» What is needed
Find the word "ячейки" in the data. Return every line where it appears.
══ Records for this task
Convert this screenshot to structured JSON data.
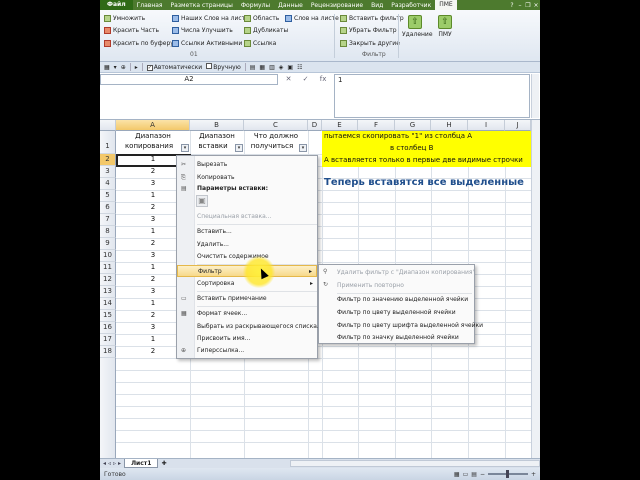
{
  "ribbon": {
    "tabs": [
      "Файл",
      "Главная",
      "Разметка страницы",
      "Формулы",
      "Данные",
      "Рецензирование",
      "Вид",
      "Разработчик",
      "ПМЕ"
    ],
    "active_tab": "ПМЕ",
    "col1": [
      "Умножить",
      "Красить Часть",
      "Красить по буферу"
    ],
    "col2": [
      "Наших Слов на листе",
      "Числа Улучшить",
      "Ссылки Активными"
    ],
    "col3": [
      "Область",
      "Дубликаты",
      "Ссылка"
    ],
    "col4": [
      "Слов на листе"
    ],
    "col5": [
      "Вставить фильтр",
      "Убрать Фильтр",
      "Закрыть другие"
    ],
    "big_buttons": [
      "Удаление",
      "ПМУ"
    ],
    "group_labels": [
      "01",
      "Фильтр"
    ]
  },
  "qat": {
    "auto_label": "Автоматически",
    "manual_label": "Вручную"
  },
  "formula_bar": {
    "name_box": "A2",
    "content": "1"
  },
  "grid": {
    "columns": [
      "A",
      "B",
      "C",
      "D",
      "E",
      "F",
      "G",
      "H",
      "I",
      "J"
    ],
    "rows": [
      "1",
      "2",
      "3",
      "4",
      "5",
      "6",
      "7",
      "8",
      "9",
      "10",
      "11",
      "12",
      "13",
      "14",
      "15",
      "16",
      "17",
      "18"
    ],
    "headers": {
      "a1_line1": "Диапазон",
      "a1_line2": "копирования",
      "b1_line1": "Диапазон",
      "b1_line2": "вставки",
      "c1_line1": "Что должно",
      "c1_line2": "получиться"
    },
    "col_a_values": [
      "1",
      "2",
      "3",
      "1",
      "2",
      "3",
      "1",
      "2",
      "3",
      "1",
      "2",
      "3",
      "1",
      "2",
      "3",
      "1",
      "2"
    ],
    "yellow_text": [
      "пытаемся скопировать \"1\" из столбца А",
      "в столбец В",
      "А вставляется только в первые две видимые строчки"
    ],
    "blue_text": "Теперь вставятся все выделенные"
  },
  "context_menu": {
    "cut": "Вырезать",
    "copy": "Копировать",
    "paste_options": "Параметры вставки:",
    "paste_special": "Специальная вставка...",
    "insert": "Вставить...",
    "delete": "Удалить...",
    "clear": "Очистить содержимое",
    "filter": "Фильтр",
    "sort": "Сортировка",
    "insert_comment": "Вставить примечание",
    "format_cells": "Формат ячеек...",
    "pick_list": "Выбрать из раскрывающегося списка...",
    "name_range": "Присвоить имя...",
    "hyperlink": "Гиперссылка..."
  },
  "filter_submenu": {
    "clear_filter": "Удалить фильтр с \"Диапазон копирования\"",
    "reapply": "Применить повторно",
    "by_value": "Фильтр по значению выделенной ячейки",
    "by_color": "Фильтр по цвету выделенной ячейки",
    "by_font_color": "Фильтр по цвету шрифта выделенной ячейки",
    "by_icon": "Фильтр по значку выделенной ячейки"
  },
  "sheet": {
    "tab": "Лист1",
    "status": "Готово"
  },
  "colors": {
    "ribbon_green": "#4d7a2e",
    "yellow_fill": "#ffff00",
    "blue_text": "#1f4e8c",
    "highlight": "#f7d98a"
  }
}
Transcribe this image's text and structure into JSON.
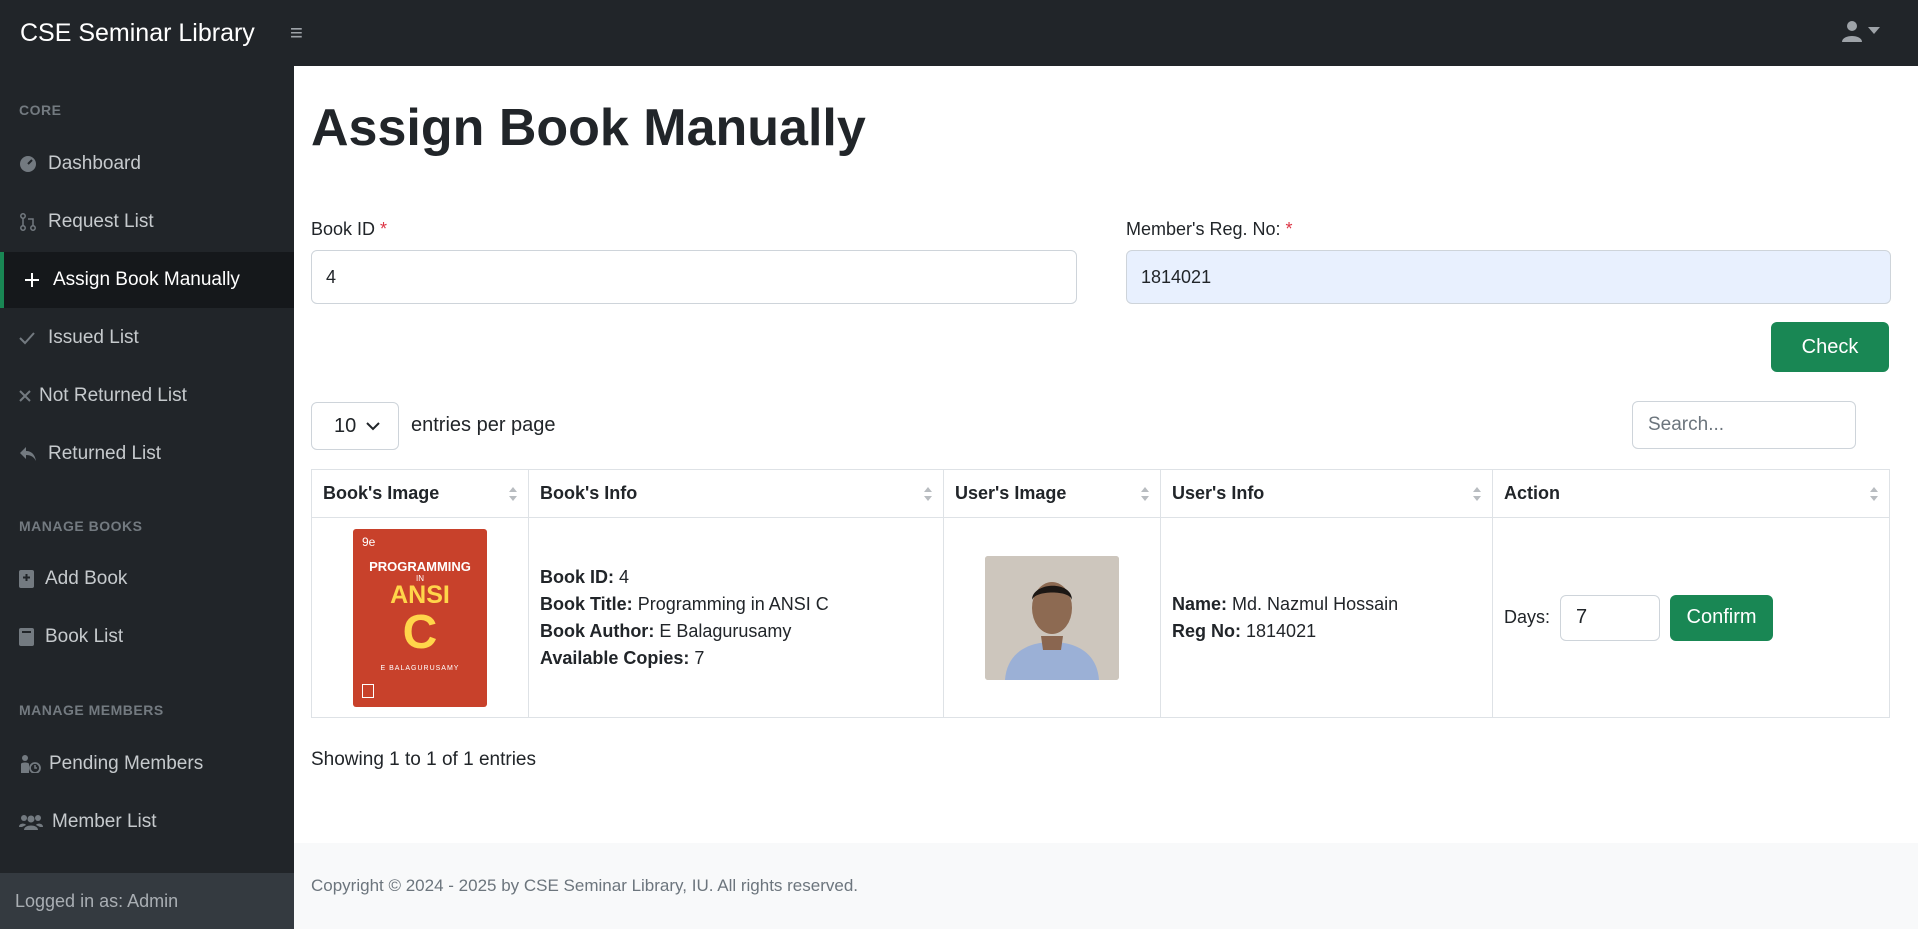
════
» Answer box
    "by_value": "Фильтр по значению выделенной ячейки",
    "by_color": "Фильтр по цвету выделенной ячейки",
    "by_font_color": "Фильтр по цвету шрифта выделенной ячейки",
    "by_icon": "Фильтр по значку выделенной ячейки"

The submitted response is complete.